- [Work to be completed] Your answer is to be every line of the material that includes the string "信用历史".

- [The records]
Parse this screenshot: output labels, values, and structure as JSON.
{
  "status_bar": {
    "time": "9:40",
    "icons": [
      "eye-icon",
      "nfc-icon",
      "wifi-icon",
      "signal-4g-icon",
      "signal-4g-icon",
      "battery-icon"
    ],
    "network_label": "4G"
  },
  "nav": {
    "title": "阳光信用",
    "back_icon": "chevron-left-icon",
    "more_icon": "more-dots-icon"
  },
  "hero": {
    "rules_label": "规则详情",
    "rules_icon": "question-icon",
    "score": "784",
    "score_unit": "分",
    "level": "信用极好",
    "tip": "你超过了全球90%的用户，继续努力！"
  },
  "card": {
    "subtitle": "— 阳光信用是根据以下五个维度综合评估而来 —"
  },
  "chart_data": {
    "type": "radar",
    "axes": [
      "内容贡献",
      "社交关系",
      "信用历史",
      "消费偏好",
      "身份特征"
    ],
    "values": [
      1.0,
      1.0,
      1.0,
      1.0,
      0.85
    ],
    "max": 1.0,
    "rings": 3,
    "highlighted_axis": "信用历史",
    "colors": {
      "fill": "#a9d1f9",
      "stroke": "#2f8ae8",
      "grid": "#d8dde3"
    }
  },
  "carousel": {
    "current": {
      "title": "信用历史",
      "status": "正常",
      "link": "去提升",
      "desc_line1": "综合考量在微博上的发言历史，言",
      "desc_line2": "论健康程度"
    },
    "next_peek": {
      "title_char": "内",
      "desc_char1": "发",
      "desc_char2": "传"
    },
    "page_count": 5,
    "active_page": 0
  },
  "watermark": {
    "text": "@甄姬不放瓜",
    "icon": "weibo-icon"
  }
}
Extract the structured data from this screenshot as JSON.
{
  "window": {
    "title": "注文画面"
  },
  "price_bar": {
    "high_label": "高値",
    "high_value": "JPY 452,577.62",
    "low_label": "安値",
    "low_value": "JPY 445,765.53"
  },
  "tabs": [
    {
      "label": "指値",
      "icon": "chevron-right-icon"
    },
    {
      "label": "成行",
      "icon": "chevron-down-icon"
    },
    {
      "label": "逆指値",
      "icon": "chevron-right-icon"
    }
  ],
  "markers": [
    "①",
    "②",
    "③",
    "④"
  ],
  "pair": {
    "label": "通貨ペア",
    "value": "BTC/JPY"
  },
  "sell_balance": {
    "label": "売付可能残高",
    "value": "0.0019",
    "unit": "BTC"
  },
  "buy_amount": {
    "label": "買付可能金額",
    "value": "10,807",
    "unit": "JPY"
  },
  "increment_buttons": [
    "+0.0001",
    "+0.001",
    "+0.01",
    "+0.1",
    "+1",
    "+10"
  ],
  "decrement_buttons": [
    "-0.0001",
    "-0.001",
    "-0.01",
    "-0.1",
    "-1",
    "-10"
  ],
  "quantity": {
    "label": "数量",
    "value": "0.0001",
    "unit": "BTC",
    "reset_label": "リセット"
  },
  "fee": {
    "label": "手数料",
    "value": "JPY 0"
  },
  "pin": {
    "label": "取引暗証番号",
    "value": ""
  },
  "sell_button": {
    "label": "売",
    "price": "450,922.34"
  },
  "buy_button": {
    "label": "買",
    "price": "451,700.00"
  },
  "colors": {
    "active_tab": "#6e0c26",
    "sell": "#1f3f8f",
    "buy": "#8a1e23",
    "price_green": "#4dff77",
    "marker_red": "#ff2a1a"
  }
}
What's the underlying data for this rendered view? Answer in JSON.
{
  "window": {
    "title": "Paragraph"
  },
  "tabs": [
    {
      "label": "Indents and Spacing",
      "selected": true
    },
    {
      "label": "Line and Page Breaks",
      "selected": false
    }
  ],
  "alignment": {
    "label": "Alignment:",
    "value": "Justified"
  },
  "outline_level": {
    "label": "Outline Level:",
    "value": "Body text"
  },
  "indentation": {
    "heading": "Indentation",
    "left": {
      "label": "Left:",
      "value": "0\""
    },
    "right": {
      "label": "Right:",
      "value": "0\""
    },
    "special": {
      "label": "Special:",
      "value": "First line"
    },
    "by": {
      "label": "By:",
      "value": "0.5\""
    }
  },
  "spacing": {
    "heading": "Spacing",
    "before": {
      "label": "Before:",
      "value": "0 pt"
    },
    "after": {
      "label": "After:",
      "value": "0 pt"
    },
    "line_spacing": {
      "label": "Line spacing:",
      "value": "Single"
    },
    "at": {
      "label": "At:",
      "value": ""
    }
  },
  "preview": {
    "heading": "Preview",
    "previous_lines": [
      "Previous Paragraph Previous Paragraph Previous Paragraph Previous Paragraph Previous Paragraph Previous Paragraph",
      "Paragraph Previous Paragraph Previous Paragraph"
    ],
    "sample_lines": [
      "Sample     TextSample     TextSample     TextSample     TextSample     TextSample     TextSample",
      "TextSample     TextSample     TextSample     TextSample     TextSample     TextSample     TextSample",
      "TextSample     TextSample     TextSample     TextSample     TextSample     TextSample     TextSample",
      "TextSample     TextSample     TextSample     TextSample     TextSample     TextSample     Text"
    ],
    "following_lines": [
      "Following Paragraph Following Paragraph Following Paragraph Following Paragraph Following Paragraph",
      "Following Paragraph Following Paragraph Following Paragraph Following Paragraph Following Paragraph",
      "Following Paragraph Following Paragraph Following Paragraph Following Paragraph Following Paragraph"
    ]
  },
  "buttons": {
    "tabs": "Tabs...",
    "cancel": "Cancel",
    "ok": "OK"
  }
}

- [Task solution]
      "信用历史",
    "highlighted_axis": "信用历史",
      "title": "信用历史",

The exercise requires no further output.